Cologne-based Francontarien Thierry Tidrow’s new chamber opera is about to have a world premiere at the Deutsche Oper in Berlin at the Tischlerei stage, the smaller theatre within the DO dedicated to commissions and experiment. (More on the Tischlerei season here.) A couple of years ago the German opera house in collaboration with the Hanns Eisler School of Music Berlin held a competition for new composers and librettists and out of about 40 submissions, the jury, which included among others Aribert Reimann, chose three, Thierry Tidrow among them. His librettist was to be Uta Bierbaum. All three operas will premiere as one triptych this Friday in Berlin within the program titled Scenes III at the Tischlerei. (Full cast and creative here.)
Here’s what Thierry told me about his one-acter, My Corporate Identity:
The main character, Woman with the green silk blouse, is constantly telling us how happy she is with her life, as if trying to convince us. The whole opera is actually quite violent since the characters are all too worried about the void (which manifests itself as a crack in the coffee room, at first too small for anyone to care, but slowly becoming bigger), that they just continuously talk about how great and perfect everything is. This goes on until the main protagonist exhausts herself to the point where her body decomposes, which is almost sort of freeing for her.

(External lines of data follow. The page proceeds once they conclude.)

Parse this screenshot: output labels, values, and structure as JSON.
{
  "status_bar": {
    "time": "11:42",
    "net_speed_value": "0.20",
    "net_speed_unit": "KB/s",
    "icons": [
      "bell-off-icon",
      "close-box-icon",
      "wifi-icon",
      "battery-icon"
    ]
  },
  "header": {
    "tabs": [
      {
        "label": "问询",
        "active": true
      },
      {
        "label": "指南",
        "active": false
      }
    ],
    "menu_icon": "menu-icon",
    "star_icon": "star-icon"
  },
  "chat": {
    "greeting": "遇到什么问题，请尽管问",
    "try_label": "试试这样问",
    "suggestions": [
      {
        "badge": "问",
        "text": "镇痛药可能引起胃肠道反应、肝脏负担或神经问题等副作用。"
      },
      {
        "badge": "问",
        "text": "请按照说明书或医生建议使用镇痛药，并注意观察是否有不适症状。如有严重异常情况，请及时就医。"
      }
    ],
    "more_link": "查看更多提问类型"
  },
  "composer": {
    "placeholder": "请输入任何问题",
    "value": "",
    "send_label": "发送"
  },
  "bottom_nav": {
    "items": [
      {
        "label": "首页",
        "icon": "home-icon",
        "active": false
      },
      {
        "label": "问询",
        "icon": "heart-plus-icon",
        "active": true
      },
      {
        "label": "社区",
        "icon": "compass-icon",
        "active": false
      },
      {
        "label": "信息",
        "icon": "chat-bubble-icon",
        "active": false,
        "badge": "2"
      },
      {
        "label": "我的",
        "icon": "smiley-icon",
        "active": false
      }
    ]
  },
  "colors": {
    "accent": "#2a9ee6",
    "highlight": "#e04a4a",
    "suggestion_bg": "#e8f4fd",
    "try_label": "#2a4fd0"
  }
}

There is also an alter-ego, the other woman also wearing a green silk blouse, who is like the inner child of the protagonist and who has the only lyrical and heartfelt lines of the piece. She is in constant observation of the world around her (seasons changing even though every day of work feels the same) and of her body (of its nature and later of its decay). Her text is very poetic, whereas all the others (our heroine, Boss, and Female Colleague) mostly get run-on sentences and matter-of-fact/common sense/truism speak.
The music plays with these different levels of mask-wearing, and mirrors the characters. For example, the colleague who is cartoonishly happy and constantly laughing to a nauseating degree, has energetic and constantly changing material, ranging from cheesy pop song when she sings about how amazing the weekend is to almost Gilbert-and-Sullivan/Commedia dell’arte melodrama when she talks about the crack she’s seen.
But generally the corporate characters only sing when they are putting a mask on. Otherwise they are in a speaking or half-speaking, half-singing mode, in a syllabic way which exaggerates the prosody of the German language (i.e. which notes are emphasized/high, which are low)
Here are some examples of vocal treatment:
Let’s hope a video clip surfaces for those of us who can’t be in Berlin this month. Meanwhile, here’s a fun chamber music piece by Thierry, STYROPORÖS: